Getting prostate cancer under control
The results showed a Gleason 9, and further testing showed it was confined to the prostate. My first treatment was surgery, and by all counts, I was told my margins were clear and there were no signs of spread.
Over the next few years, my PSA began a slow rise. In 2018, I reached a reading of 0.13. I then underwent androgen deprivation therapy, along with 40 radiation treatments. So far so good. The prostate cancer appears to be under control.
An unwelcome surprise
On July 15, 2020, I discovered the joys of a new type of cancer that was totally unexpected. Specifically, I was diagnosed with stage 2 non-Hodgkin's lymphoma (NHL), which like early stage prostate cancer is pretty much undetectable. The good news is that this “new best friend” is treatable and has a high “cure” rate. NOTE: For all of you guys who choose to ignore the need for routine physicals, I suggest possibly taking time to reconsider.
The fear of chemotherapy
While chemotherapy is one option in treating certain conditions when it comes to prostate cancer, I suspect the word chemo strikes fear in all of us. I soon learned that the best way to treat my new disease at Stage 2 is to undergo chemotherapy.
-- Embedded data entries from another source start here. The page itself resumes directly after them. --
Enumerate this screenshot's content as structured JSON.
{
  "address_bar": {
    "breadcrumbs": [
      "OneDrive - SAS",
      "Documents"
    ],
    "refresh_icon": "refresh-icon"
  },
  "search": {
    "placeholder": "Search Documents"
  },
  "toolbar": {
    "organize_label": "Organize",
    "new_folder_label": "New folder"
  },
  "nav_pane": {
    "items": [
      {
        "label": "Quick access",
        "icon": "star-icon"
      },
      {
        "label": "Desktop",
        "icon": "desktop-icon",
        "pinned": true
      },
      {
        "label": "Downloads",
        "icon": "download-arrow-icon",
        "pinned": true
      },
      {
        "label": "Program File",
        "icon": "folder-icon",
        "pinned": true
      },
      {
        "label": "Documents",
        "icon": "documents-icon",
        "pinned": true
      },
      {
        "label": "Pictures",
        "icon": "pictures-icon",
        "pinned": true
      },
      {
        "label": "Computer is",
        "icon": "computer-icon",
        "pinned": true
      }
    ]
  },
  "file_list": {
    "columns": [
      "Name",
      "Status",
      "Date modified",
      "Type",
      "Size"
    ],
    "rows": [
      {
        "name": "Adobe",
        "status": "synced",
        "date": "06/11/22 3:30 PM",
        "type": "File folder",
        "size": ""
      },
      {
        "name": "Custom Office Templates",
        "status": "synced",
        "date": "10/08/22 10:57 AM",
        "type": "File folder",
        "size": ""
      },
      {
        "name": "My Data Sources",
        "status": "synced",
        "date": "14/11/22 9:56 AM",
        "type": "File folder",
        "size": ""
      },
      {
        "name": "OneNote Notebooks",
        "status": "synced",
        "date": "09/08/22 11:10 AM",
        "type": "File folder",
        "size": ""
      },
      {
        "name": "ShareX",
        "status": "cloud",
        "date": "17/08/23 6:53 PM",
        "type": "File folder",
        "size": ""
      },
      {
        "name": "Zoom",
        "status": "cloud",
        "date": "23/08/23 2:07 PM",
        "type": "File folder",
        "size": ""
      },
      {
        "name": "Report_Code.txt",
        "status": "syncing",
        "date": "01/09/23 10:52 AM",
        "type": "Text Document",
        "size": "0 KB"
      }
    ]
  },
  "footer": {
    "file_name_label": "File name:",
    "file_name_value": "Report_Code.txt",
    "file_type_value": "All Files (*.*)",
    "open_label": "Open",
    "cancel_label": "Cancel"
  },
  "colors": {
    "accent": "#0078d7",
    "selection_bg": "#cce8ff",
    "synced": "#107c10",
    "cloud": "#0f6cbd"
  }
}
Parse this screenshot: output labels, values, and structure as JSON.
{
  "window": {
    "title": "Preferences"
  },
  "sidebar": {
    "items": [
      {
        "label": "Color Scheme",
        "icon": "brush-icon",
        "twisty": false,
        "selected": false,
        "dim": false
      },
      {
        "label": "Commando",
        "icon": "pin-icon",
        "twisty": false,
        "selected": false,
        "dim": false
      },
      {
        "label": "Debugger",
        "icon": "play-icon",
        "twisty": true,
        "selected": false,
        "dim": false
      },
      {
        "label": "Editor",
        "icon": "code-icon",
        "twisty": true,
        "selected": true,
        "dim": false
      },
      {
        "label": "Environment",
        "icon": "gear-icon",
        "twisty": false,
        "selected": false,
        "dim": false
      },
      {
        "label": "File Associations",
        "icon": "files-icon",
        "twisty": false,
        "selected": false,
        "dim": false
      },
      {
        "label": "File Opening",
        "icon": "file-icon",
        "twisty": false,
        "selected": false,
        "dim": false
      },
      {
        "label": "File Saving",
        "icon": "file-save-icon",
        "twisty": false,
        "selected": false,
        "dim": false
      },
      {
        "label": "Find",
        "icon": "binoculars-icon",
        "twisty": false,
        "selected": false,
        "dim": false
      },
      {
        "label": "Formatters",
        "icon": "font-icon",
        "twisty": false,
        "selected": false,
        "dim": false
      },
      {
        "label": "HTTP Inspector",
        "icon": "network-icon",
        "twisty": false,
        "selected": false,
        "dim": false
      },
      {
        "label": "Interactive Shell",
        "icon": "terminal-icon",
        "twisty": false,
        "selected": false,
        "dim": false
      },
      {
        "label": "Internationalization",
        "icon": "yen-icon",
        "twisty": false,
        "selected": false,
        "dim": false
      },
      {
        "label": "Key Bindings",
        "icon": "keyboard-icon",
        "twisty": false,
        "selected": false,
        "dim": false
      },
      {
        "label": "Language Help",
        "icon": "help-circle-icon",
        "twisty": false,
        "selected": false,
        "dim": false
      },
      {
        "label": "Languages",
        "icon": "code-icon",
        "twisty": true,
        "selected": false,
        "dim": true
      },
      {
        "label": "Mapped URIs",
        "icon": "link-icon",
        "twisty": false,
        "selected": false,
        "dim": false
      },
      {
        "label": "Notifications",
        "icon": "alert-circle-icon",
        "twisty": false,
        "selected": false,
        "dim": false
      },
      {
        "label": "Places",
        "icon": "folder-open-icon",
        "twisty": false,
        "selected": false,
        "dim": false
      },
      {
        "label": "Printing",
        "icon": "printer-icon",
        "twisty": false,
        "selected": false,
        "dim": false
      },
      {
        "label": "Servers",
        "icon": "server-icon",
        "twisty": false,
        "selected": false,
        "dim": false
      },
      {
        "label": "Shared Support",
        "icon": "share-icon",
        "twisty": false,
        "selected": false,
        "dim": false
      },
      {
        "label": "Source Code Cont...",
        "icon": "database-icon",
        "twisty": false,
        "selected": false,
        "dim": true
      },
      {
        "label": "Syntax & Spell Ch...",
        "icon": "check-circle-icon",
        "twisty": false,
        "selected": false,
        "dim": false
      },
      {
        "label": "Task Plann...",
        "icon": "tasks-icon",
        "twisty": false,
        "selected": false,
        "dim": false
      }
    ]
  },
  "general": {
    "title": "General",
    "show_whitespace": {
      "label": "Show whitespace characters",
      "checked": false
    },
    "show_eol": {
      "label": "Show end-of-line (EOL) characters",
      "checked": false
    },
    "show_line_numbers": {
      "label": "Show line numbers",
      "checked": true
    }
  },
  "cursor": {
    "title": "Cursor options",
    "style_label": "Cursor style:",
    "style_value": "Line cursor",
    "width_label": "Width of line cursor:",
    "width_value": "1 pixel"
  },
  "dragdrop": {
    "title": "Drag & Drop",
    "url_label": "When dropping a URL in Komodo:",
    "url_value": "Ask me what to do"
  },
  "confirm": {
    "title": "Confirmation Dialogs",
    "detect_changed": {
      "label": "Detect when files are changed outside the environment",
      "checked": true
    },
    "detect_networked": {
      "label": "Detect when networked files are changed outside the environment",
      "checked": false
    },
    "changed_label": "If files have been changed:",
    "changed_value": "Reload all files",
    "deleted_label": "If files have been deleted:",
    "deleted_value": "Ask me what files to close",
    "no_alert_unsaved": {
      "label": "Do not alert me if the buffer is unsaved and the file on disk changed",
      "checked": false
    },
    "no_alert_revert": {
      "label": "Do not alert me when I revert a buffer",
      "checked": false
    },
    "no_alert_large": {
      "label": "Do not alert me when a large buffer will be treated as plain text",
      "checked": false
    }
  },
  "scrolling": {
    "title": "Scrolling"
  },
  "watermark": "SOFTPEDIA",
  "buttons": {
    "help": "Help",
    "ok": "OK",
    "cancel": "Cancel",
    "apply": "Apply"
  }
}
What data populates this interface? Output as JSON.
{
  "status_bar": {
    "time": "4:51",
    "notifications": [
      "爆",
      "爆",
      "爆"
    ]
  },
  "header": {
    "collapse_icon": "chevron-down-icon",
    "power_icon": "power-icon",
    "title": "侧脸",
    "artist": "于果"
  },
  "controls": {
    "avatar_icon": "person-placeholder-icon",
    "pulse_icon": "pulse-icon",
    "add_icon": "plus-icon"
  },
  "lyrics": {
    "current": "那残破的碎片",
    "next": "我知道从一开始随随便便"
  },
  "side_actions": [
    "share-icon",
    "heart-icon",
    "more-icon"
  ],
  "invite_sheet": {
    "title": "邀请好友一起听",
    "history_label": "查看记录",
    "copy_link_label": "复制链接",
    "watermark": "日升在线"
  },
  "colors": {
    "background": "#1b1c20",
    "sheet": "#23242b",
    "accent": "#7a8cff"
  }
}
Talk about fear!
It is the reason I wanted to share some of my initial reactions along with some personal advice if you are facing the possibility of chemotherapy in your future.
Looking beyond the horror stories
Stay off the internet. When you hear the words chemotherapy, you are immediately struck by all the negatives that you probably heard over the years. What I've discovered on my journey is that chemotherapy comes in many different forms and reacts differently based on the mix of drugs.
I would say the most important thing you could do as a patient facing chemotherapy is to have your list of questions before you visit the oncologist. For God’s sake, bring someone with you to take notes. Again, while the internet is a great source of information, it remains a significant source for horror stories and misinformation.
Overcoming the initial shock
Once you overcome the initial shock of hearing the words you need chemo, you will be asked how you want to take the various infusions. I think it's good to potentially consider the use of a port for treatment.
I had no idea that a port was placed under the skin using a surgical procedure that takes about 1/2 an hour. It is not a simple in-and-out procedure as described on the internet. Expect to spend 2-3 hrs, depending on waiting and recovery.
As a chemo patient, I discovered that every doctor visit requires blood work. And I quickly realized that the constant taking of blood and pushing drugs from veins was going to be an issue. While I was told that my veins were good and that I could do the infusions that way, somewhere along the line common sense kicked in and I went for the port.
Ask the doctor questions
If you ever require chemo treatments for your cancer, take a deep breath, ask a lot of questions, and then make up your mind which type of infusion method will be best for you. I can candidly say at this point, having been through several infusions, I made the right decision for me to have the port installed.
Thanks to the advancements in chemotherapy, my side effects of treatment so far have been quite manageable – something I would never have expected. Good luck on your personal journey with prostate cancer and the many treatments that are available today.
Did you experience any of the following side effects post prostate cancer treatment? (choose all that apply)